_WHAT THE TASK REQUIRES_
Among the records below, find the lines with the word "this" and copy them.

_Website and app data records_
┌──

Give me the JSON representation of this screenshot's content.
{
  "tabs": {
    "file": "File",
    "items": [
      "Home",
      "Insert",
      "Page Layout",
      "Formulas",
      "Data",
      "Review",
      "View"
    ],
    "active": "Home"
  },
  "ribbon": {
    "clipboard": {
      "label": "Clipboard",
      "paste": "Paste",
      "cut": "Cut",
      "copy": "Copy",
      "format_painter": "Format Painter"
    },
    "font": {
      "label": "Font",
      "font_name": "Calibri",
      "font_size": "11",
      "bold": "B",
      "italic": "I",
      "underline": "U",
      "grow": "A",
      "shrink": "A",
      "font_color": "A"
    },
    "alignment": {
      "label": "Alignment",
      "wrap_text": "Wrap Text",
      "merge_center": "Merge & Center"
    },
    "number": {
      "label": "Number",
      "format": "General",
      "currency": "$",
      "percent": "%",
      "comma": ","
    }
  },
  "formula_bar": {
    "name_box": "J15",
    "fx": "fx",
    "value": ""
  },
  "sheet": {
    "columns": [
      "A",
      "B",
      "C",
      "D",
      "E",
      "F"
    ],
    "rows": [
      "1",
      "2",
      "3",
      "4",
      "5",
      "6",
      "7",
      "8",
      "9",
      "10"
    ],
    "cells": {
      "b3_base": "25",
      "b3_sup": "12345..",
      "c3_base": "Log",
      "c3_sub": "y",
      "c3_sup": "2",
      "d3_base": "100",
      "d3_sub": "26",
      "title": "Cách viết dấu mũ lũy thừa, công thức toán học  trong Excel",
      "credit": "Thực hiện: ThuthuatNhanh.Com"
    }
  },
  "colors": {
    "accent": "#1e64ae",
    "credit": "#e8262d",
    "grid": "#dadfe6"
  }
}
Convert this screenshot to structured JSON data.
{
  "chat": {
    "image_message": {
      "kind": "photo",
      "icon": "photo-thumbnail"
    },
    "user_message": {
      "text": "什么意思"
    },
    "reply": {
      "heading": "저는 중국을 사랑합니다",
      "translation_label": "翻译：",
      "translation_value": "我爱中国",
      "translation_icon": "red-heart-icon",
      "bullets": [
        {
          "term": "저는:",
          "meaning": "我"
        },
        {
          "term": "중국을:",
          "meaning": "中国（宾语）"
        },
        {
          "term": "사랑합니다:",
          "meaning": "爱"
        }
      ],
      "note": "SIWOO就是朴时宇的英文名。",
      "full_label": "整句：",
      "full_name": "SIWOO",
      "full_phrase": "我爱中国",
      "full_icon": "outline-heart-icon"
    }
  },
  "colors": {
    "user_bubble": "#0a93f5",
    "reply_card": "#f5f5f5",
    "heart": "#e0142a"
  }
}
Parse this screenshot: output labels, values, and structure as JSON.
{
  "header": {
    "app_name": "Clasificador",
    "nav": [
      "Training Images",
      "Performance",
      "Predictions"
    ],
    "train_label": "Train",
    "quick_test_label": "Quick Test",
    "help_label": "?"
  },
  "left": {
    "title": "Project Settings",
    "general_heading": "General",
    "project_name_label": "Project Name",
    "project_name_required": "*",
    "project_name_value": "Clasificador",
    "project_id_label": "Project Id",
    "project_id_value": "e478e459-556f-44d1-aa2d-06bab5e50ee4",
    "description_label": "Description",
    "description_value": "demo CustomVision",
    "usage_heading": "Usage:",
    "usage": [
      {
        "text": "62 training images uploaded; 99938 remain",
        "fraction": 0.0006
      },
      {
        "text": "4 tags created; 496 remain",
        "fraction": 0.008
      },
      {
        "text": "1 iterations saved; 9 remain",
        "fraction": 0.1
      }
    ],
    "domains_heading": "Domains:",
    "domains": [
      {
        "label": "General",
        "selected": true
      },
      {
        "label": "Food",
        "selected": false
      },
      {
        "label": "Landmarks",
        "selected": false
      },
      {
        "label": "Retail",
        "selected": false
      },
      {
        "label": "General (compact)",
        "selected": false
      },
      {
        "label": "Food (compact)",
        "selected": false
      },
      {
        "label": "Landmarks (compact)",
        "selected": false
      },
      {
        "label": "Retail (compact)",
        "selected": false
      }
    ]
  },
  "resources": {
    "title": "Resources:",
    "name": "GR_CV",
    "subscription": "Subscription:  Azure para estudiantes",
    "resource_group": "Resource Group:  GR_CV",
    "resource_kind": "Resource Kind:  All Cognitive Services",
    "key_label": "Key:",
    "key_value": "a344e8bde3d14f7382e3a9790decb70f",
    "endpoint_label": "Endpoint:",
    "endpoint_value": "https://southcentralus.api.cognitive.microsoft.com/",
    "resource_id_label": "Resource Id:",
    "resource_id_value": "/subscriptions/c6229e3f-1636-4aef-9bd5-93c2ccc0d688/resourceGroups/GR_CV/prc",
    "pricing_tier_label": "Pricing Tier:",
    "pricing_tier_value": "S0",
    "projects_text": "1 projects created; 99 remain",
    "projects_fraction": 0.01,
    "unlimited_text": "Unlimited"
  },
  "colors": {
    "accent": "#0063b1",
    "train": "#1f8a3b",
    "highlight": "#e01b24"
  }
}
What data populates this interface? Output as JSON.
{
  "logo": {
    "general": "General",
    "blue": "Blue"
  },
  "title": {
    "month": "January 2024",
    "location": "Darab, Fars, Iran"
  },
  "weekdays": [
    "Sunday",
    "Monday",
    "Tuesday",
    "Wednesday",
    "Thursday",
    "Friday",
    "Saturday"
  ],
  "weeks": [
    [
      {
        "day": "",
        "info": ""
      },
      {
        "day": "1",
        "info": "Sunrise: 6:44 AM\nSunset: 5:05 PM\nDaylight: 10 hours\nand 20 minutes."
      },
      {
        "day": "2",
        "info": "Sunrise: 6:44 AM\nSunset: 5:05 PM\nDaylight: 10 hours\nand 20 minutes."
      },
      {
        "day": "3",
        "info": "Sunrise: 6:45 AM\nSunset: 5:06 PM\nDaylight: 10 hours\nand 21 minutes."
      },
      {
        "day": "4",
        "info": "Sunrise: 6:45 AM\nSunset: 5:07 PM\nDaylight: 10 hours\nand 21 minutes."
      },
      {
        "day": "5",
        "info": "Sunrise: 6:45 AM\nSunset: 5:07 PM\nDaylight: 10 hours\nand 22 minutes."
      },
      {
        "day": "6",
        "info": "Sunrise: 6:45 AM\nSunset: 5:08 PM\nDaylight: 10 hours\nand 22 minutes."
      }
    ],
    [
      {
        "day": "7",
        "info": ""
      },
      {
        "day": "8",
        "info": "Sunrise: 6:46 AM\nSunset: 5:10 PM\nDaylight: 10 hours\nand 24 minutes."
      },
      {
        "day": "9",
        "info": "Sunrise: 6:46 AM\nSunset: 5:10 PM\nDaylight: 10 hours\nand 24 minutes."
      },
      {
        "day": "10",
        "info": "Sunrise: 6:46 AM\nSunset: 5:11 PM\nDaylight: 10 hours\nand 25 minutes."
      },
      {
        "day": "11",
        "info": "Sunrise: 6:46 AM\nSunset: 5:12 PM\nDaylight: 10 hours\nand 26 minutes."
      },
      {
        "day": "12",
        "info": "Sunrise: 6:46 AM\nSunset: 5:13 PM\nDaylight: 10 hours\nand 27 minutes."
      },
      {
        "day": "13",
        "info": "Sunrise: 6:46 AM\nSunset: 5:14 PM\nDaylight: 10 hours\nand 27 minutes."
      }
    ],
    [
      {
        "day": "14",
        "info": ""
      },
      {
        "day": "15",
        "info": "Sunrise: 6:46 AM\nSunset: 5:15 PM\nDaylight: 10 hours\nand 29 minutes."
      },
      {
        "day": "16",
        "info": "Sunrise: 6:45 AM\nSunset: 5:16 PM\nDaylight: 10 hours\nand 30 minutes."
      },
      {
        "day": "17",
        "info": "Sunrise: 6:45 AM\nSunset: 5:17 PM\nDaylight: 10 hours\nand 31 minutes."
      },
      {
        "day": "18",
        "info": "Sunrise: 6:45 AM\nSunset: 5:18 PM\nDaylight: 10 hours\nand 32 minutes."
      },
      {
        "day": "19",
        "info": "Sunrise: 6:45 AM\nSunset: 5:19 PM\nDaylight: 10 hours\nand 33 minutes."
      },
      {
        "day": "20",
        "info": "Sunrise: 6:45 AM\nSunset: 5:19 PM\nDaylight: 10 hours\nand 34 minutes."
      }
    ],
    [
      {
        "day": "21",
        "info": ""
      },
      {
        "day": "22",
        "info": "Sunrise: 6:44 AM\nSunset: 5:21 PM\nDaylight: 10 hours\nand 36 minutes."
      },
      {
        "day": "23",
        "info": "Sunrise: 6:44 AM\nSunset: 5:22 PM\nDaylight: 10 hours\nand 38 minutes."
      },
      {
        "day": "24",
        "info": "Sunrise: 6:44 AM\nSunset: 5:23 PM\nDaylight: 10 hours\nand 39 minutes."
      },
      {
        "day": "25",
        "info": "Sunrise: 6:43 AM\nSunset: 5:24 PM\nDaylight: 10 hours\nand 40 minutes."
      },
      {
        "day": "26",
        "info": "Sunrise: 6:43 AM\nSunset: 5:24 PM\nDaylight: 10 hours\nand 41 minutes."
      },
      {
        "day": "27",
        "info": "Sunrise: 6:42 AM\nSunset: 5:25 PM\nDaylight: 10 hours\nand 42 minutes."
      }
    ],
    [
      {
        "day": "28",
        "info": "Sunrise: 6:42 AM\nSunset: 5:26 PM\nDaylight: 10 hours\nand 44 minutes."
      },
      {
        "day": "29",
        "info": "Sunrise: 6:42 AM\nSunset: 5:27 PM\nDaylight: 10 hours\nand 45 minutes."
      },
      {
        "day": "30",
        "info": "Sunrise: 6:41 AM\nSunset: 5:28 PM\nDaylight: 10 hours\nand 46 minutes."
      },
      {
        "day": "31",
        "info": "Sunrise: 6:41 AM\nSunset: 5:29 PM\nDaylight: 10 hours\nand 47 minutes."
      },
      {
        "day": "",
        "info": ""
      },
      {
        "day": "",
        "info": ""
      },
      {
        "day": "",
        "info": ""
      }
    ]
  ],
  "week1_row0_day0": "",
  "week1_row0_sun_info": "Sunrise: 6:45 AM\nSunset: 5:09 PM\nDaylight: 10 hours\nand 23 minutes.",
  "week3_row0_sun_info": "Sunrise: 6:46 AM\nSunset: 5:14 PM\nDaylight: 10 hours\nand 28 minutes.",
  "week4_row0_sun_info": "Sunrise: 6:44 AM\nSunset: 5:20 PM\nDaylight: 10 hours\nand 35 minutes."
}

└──

_WRITTEN SOLUTION_
Give me the JSON representation of this screenshot's content.
Convert this screenshot to structured JSON data.
Parse this screenshot: output labels, values, and structure as JSON.
What data populates this interface? Output as JSON.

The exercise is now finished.